30th April 2021
On the Rise: Inflation and the Metal Boom
Exported metal ore reached a record high of $16.4 billion in March, with iron and copper ore up 21 and 62 percent respectively. Coal also increased 9 percent as exports to China increased by 17 percent, driven by iron ore. The global drive to build renewable energy has increased demand for copper, with the majority of the surplus driven by price rather than volume. ABS head of international statistics Sean Crick notes that “Green technology is copper intensive, driving recent demand.” Elsewhere, exports to Japan increased 26 percent, while exports to Singapore and India remained steady.
The RBA’s core inflation measure is at its lowest on record as annual inflation rose to 1.1 percent, significantly lower than economists expected. Government subsidies in home building and education prevented prices from rising as much as anticipated. The federal government’s Homebuilder grant and similar grants by the Western Australian and Tasmanian state governments were a key reason behind keeping price rises down, as new dwelling prices fell.
The most significant price rises were fuels for automotive and medical and hospital services, rising 8.7 percent and 5.3 percent respectively. Accessories rose 7.3 percent, reflecting demand for discretionary items such as jewellery, indicating that many Australians have recovered economically.
The board of the RBA has reinforced its position to not increase the record low 0.1 percent cash rate until inflation is between 2 and 3 percent. They further predict that this will not occur until 2024 at the earliest.
Biden Announces $1.8 Trillion Family Aid Plan
US president, Joe Biden, has revealed a $1.8 trillion dollar plan to fund childcare and education opportunities across the country whilst also creating new benefits to support lower income families. It is called the ‘American Families Plan’ and is likely to have a significant impact on US welfare and tax codes.
Most notably, the plan includes a $200 billion program to make pre kindergarten free for all 3-4 year olds, and $109 billion towards making community college free for any American who wants it. Additionally, there would be $225 billion invested in the childcare sector to raise wages for childcare workers and improve accessibility to their services and facilities.
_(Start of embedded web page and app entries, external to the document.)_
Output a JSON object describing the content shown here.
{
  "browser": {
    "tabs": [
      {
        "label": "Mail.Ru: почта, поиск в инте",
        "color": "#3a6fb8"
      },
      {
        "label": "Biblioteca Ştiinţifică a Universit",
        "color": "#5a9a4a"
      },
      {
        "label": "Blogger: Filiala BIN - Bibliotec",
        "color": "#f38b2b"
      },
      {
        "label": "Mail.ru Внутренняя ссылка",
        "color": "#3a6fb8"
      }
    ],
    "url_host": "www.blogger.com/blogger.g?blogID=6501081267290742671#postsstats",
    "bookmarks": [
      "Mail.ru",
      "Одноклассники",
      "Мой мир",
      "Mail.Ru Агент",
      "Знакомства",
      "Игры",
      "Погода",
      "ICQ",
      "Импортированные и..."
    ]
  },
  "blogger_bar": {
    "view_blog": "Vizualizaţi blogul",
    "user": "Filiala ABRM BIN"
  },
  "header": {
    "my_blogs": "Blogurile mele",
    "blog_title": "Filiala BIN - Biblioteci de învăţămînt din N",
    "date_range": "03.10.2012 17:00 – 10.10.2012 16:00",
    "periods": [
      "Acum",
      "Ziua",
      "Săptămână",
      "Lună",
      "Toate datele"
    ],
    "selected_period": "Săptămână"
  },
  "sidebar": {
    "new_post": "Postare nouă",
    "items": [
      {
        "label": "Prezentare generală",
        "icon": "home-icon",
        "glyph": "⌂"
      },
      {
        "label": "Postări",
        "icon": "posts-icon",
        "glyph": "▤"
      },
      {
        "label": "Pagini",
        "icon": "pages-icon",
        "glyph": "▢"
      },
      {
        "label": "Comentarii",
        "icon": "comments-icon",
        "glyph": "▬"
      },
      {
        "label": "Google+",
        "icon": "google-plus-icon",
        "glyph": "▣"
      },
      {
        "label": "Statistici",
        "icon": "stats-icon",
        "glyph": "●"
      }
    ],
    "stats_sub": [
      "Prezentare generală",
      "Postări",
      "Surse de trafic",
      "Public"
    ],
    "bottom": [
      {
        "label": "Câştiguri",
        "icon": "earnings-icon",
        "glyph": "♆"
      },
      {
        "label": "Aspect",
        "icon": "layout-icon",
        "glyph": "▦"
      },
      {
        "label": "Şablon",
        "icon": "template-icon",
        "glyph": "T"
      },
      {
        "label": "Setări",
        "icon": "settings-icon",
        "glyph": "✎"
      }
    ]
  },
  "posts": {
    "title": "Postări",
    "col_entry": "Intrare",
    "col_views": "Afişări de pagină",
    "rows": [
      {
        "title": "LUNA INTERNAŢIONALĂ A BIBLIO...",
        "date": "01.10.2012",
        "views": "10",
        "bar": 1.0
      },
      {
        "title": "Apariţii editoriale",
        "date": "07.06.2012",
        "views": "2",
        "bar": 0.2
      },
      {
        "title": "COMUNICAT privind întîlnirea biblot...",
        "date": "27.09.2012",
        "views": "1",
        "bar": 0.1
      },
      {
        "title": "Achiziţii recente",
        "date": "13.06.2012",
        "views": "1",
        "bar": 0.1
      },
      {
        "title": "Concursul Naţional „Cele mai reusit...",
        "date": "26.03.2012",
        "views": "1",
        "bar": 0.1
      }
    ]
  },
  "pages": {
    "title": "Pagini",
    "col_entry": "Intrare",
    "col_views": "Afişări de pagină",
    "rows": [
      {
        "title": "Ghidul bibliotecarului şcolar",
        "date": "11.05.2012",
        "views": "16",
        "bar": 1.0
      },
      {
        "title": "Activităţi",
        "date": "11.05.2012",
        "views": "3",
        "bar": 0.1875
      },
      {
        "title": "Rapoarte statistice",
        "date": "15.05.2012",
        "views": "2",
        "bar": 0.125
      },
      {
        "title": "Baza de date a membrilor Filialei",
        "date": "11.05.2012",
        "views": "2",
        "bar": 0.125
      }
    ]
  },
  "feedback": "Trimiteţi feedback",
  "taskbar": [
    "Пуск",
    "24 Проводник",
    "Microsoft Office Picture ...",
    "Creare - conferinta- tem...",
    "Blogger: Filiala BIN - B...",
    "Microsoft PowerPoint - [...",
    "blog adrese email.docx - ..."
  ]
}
The plan also outlines the creation of a national paid family and medical leave program which would provide workers up to $4,000 a month if they require leave to care for a new child, care for a seriously ill loved one, deal with an illness or another serious reason.
Lastly, it proposes $800 billion in tax credits which will expand childcare credits for lower income families whilst also providing income tax credits to childless workers.
White house officials have stated that the plan would be funded by taxing wealthy individuals. This will consist of a higher capital gains tax and income tax on individuals earning more than $400,000 a year.
White House senior advisor, Anita Dun, wrote “The president has been clear that our tax system is broken when a hedge fund manager making hundreds of millions of dollars is paying taxes at a lower rate than the janitor working in his office or the housekeeper at his mansion,”. Although some argue that measures such as raising the capital gains tax could deter investment, in the long run, investing in education and in children will likely pay for itself. Ultimately, the plan presents several important measures which could make a strong positive impact on both welfare and the future economy if it is passed by Congress.
The views expressed within this article are those of the authors and do not represent the views of the Finance Student's Association. All images and references in this article are for fair and educational purposes only. The content in this article is not intended as legal, financial or investment advice and should not be construed or relied on as such.